BURLINGTON, VT – The cities of Burlington, Vermont, and Madison, Wisconsin have opted to suspend enforcement of their laws requiring pro-life sidewalk counselors to stay away from abortion facilities.
Burlington City Attorney Eileen Blackwood said today the Supreme Court's ruling last week striking down a similar Massachusetts law convinced her that Burlington's ordinance – which requires counselors to stay 35 feet away from abortion facilities – violates the Constitution.
“Last Thursday, the U.S. Supreme Court issued an opinion in the McCullen v. Coakley case dealing with a Massachusetts buffer zone law,” Blackwood said in a statement. “In response to the Supreme Court decision, the Burlington Police Department has suspended enforcement of” that part of the law forbidding pro-life speech within 35 feet of the city's Planned Parenthood office.
However, she said, police would continue to arrest and prosecute anyone accused of “knowingly obstructing, detaining, hindering, impeding, or blocking a person's entry to or exit from such a facility.”
“At the July 14, 2014 City Council meeting, I will ask the City Council to amend the ordinance to reflect these changes and to refer the ordinance to the City Council's Ordinance Committee for consideration of any other amendments that may be reasonable and consistent with the Supreme Court's opinion,” she said.
Meanwhile, the mayor of Madison, Wisconsin, has agreed to halt that city's 100-foot zone around abortion facilities.
Click “like” if you are PRO-LIFE!
“The reasoning of the Supreme Court raises significant concerns, in my opinion, about the continued validity of the Madison ordinance,” City Attorney Michael May wrote in a memo to Mayor Paul Soglin this week, according to The Capital Times.
At the time of the McCullen v. Coakley decision, O. Carter Snead, a professor of law at the University of Notre Dame, said that laws to “impose draconian restraints on this type of interaction on public streets and sidewalks are unconstitutional and cannot stand.”

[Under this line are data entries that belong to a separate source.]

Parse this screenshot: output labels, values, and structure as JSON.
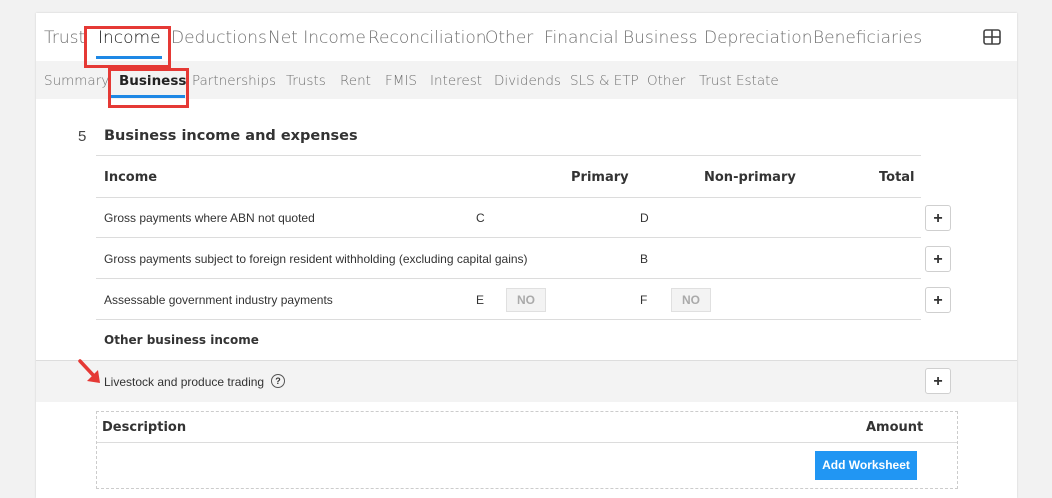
{
  "main_tabs": [
    "Trust",
    "Income",
    "Deductions",
    "Net Income",
    "Reconciliation",
    "Other",
    "Financial",
    "Business",
    "Depreciation",
    "Beneficiaries"
  ],
  "sub_tabs": [
    "Summary",
    "Business",
    "Partnerships",
    "Trusts",
    "Rent",
    "FMIS",
    "Interest",
    "Dividends",
    "SLS & ETP",
    "Other",
    "Trust Estate"
  ],
  "section": {
    "number": "5",
    "title": "Business income and expenses",
    "headers": {
      "income": "Income",
      "primary": "Primary",
      "non_primary": "Non-primary",
      "total": "Total"
    },
    "rows": [
      {
        "label": "Gross payments where ABN not quoted",
        "code_primary": "C",
        "code_non_primary": "D",
        "plus": "+"
      },
      {
        "label": "Gross payments subject to foreign resident withholding (excluding capital gains)",
        "code_primary": "",
        "code_non_primary": "B",
        "plus": "+"
      },
      {
        "label": "Assessable government industry payments",
        "code_primary": "E",
        "primary_value": "NO",
        "code_non_primary": "F",
        "non_primary_value": "NO",
        "plus": "+"
      }
    ],
    "other_business_income": "Other business income",
    "livestock": {
      "label": "Livestock and produce trading",
      "help": "?",
      "plus": "+"
    },
    "worksheet": {
      "description": "Description",
      "amount": "Amount",
      "button": "Add Worksheet"
    }
  },
  "colors": {
    "accent": "#1e88e5",
    "highlight": "#e53935",
    "button": "#2196f3"
  },
  "icons": [
    "layout-grid-icon",
    "help-icon",
    "red-arrow-icon"
  ]
}
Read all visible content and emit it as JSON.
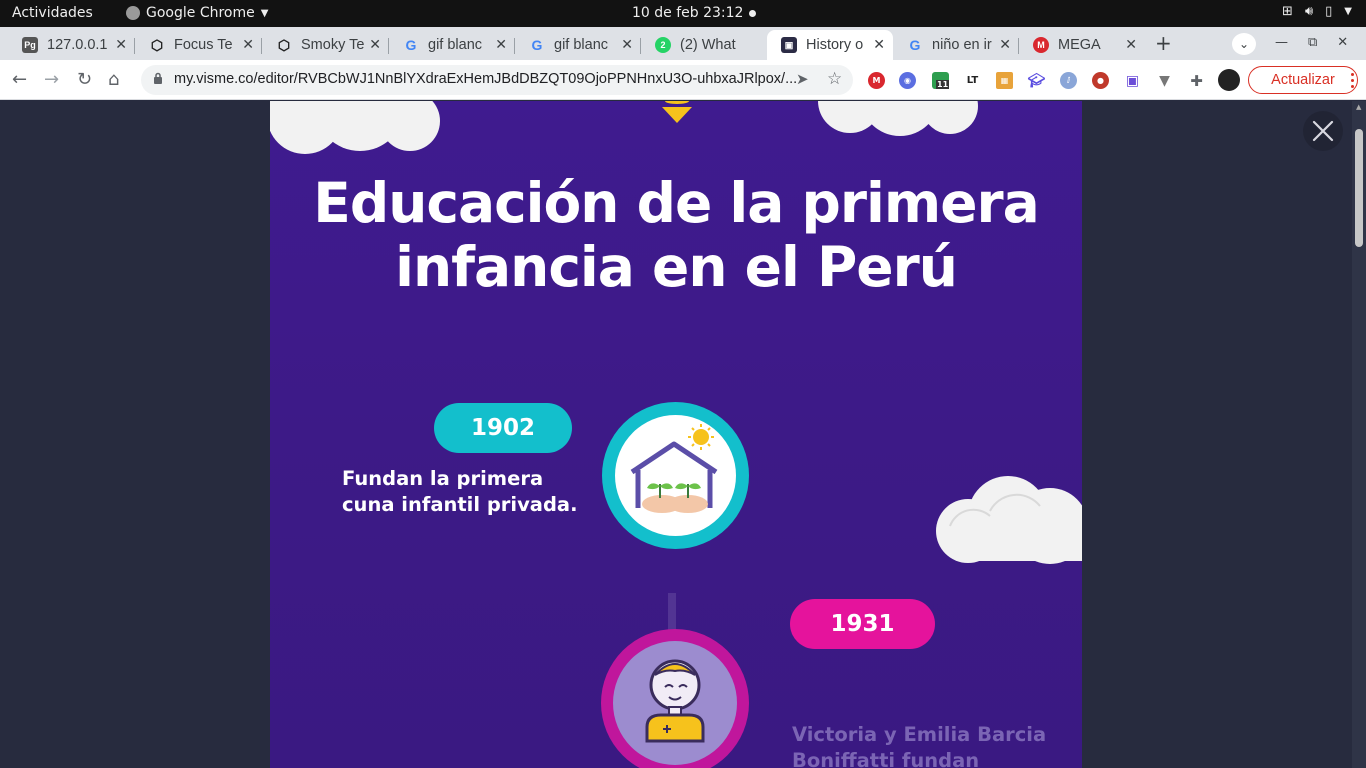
{
  "topbar": {
    "activities": "Actividades",
    "app_name": "Google Chrome",
    "clock": "10 de feb  23:12"
  },
  "tabs": [
    {
      "label": "127.0.0.1",
      "favicon": "pg-icon"
    },
    {
      "label": "Focus Te",
      "favicon": "focus-icon"
    },
    {
      "label": "Smoky Te",
      "favicon": "focus-icon"
    },
    {
      "label": "gif blanc",
      "favicon": "google-icon"
    },
    {
      "label": "gif blanc",
      "favicon": "google-icon"
    },
    {
      "label": "(2) What",
      "favicon": "whatsapp-icon",
      "badge": "2"
    },
    {
      "label": "History o",
      "favicon": "visme-icon",
      "active": true
    },
    {
      "label": "niño en ir",
      "favicon": "google-icon"
    },
    {
      "label": "MEGA",
      "favicon": "mega-icon"
    }
  ],
  "toolbar": {
    "url": "my.visme.co/editor/RVBCbWJ1NnBlYXdraExHemJBdDBZQT09OjoPPNHnxU3O-uhbxaJRlpox/...",
    "update_label": "Actualizar",
    "ext_badge": "11",
    "ext_lt": "LT"
  },
  "content": {
    "title": "Educación de la primera infancia en el Perú",
    "events": [
      {
        "year": "1902",
        "text": "Fundan la primera cuna infantil privada.",
        "color": "#13bfcc"
      },
      {
        "year": "1931",
        "text": "Victoria y Emilia Barcia Boniffatti fundan",
        "color": "#e5139c"
      }
    ]
  },
  "colors": {
    "canvas_bg": "#3f1b8f",
    "page_bg": "#272b3e",
    "cyan": "#13bfcc",
    "magenta": "#e5139c",
    "update_red": "#d93025"
  }
}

He called the decision “a unanimous rebuke to state legislatures around the country who might be considering such misguided and unconstitutional laws.”
Similar ordinances remain on the books in numerous cities around the country.